----- PROVIDED DATA
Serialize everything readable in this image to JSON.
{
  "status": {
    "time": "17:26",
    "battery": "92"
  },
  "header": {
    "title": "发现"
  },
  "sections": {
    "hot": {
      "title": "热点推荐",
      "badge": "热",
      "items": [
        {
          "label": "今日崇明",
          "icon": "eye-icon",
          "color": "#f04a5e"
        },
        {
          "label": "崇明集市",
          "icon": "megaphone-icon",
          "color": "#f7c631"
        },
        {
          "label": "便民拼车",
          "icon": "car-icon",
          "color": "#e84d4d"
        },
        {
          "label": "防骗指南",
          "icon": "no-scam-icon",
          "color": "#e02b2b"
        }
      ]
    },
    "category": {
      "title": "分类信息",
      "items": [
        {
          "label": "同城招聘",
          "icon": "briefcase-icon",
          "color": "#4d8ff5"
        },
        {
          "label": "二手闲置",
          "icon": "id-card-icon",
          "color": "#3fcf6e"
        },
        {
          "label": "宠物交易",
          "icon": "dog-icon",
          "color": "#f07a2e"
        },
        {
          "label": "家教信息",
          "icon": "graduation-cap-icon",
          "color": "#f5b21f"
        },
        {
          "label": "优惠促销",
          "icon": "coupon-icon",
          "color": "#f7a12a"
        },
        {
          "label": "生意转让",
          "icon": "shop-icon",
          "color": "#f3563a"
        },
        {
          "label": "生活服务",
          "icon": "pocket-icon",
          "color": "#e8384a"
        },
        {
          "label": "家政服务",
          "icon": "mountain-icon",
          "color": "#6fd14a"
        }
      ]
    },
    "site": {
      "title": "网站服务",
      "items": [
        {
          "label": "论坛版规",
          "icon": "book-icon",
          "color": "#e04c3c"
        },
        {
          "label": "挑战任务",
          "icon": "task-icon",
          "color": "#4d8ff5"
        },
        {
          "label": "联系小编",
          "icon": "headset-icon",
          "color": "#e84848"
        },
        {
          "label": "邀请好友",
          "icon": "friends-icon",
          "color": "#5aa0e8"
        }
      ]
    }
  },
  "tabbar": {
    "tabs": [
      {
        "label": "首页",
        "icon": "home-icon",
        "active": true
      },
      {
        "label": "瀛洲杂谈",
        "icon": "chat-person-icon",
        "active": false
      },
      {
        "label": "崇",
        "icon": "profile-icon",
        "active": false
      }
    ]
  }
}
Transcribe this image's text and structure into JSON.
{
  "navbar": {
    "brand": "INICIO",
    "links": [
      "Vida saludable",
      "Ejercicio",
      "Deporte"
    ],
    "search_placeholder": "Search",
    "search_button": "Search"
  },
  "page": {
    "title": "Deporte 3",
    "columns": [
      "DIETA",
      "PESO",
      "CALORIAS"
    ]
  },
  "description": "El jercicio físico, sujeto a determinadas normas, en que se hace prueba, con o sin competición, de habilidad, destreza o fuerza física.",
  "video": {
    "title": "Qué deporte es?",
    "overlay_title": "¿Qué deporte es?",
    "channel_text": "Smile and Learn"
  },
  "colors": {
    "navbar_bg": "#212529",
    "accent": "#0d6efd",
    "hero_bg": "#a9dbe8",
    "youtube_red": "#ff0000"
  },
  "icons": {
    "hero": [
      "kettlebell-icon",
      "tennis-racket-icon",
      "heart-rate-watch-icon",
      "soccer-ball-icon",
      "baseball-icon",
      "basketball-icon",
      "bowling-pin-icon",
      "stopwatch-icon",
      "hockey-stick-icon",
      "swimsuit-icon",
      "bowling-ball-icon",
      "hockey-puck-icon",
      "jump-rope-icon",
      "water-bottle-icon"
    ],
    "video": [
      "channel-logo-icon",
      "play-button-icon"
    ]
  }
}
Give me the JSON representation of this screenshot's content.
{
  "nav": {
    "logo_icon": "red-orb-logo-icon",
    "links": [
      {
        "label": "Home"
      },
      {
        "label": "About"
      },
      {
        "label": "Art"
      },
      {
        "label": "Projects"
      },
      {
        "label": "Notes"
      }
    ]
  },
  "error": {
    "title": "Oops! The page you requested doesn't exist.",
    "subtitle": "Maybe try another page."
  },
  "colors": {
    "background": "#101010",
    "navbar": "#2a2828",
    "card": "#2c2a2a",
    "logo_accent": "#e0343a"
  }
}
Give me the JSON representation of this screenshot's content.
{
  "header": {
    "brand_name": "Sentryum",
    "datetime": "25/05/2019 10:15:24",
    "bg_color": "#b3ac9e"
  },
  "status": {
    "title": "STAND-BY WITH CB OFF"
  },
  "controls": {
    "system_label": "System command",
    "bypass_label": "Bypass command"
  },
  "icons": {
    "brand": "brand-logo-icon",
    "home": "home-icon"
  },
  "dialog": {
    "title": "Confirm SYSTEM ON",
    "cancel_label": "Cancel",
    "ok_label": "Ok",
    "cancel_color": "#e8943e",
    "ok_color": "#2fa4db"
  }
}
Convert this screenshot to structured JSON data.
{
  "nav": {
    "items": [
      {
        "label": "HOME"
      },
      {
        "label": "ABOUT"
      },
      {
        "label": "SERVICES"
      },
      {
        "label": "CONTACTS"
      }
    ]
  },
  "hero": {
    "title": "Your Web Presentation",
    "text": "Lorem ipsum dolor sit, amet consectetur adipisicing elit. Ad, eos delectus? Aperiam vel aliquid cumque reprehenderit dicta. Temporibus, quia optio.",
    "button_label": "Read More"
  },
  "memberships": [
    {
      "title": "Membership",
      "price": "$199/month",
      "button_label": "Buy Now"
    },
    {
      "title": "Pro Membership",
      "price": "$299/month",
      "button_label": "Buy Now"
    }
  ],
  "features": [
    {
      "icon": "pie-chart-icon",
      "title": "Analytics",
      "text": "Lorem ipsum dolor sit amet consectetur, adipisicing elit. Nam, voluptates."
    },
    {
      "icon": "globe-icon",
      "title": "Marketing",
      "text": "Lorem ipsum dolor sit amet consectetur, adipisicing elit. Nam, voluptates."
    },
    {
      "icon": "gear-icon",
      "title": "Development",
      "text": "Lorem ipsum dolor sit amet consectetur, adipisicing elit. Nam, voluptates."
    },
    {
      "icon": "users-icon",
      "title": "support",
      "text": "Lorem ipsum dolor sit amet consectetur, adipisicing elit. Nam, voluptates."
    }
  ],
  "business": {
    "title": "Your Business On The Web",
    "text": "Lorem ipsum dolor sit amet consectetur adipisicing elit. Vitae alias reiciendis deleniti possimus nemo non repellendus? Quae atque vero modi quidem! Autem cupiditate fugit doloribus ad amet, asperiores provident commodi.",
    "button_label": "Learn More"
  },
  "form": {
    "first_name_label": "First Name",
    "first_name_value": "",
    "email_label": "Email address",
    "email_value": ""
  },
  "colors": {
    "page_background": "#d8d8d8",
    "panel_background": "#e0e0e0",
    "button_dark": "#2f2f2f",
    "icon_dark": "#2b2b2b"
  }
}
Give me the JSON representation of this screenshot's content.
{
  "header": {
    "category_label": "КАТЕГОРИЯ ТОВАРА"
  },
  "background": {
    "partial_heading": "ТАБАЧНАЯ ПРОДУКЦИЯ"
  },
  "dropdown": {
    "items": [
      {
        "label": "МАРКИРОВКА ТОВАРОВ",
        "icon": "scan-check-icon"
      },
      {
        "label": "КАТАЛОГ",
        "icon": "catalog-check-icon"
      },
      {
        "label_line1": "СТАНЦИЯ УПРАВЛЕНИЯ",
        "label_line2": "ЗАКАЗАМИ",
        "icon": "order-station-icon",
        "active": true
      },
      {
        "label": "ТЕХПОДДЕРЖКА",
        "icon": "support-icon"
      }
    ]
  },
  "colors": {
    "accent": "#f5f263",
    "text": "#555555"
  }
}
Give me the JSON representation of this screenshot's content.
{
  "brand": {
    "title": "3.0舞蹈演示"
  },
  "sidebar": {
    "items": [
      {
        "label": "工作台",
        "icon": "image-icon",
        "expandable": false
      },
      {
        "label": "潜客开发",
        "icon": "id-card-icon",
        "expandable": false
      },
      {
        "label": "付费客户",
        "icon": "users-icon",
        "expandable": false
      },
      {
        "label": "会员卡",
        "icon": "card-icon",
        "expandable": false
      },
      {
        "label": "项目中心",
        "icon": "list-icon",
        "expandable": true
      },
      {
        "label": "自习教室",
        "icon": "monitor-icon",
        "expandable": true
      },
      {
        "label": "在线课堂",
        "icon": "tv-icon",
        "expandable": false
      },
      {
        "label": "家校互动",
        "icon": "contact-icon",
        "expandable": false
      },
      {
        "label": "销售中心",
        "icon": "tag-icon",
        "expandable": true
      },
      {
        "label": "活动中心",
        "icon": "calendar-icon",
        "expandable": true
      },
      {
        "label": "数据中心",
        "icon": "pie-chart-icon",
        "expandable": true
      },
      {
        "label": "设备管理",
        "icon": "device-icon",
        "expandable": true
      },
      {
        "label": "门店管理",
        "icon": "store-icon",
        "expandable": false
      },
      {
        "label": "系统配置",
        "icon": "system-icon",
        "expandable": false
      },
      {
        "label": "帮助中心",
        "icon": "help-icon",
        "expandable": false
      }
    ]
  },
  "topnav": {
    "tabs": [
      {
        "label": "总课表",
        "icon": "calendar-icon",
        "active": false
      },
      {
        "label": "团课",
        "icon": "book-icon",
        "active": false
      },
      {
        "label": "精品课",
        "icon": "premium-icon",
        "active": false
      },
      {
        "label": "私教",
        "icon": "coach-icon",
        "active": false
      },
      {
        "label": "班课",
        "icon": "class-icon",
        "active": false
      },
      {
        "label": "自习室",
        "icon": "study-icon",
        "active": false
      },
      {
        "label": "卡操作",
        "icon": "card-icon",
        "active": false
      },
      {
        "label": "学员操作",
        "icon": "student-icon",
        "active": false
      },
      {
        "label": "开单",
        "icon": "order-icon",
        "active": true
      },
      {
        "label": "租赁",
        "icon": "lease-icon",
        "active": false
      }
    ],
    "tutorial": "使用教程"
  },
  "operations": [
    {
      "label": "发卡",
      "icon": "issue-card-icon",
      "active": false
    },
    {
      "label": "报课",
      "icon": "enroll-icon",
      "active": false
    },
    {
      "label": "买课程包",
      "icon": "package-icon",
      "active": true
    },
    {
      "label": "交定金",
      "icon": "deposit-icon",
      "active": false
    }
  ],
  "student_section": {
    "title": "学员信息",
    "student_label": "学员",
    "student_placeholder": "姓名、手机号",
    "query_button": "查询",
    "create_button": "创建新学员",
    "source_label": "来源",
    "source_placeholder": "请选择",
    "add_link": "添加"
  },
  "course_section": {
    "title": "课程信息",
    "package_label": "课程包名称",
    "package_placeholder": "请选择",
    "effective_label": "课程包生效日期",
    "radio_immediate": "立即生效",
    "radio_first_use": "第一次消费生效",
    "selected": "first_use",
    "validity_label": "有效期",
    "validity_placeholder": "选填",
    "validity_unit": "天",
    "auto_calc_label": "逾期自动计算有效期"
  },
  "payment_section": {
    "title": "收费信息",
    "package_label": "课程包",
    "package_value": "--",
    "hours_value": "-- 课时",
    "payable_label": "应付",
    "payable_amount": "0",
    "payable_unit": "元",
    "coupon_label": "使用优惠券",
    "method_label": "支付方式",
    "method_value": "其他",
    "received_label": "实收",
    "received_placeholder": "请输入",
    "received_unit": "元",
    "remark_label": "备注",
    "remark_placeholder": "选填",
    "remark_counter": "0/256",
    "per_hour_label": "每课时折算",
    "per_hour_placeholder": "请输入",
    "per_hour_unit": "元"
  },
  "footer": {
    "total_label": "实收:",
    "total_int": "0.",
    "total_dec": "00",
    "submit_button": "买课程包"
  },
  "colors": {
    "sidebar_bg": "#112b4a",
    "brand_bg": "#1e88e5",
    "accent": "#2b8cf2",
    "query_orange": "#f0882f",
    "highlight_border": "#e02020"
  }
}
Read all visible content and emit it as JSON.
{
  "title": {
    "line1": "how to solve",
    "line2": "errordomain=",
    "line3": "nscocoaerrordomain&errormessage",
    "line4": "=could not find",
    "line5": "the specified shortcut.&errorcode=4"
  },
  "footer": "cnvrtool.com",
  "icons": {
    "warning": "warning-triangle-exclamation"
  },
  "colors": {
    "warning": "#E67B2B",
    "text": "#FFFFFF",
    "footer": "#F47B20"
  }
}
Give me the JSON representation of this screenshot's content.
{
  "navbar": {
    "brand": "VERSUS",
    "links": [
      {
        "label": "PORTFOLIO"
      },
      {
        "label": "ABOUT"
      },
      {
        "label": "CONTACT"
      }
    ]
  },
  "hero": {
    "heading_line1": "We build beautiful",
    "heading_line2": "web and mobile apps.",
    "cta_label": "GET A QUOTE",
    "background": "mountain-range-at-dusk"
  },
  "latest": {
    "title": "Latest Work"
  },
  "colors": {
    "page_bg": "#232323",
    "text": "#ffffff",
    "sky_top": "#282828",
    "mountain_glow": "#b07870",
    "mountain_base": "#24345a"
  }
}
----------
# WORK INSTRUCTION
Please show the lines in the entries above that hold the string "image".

# TASK SOLUTION
Serialize everything readable in this image to JSON.
Transcribe this image's text and structure into JSON.
        "icon": "image-icon",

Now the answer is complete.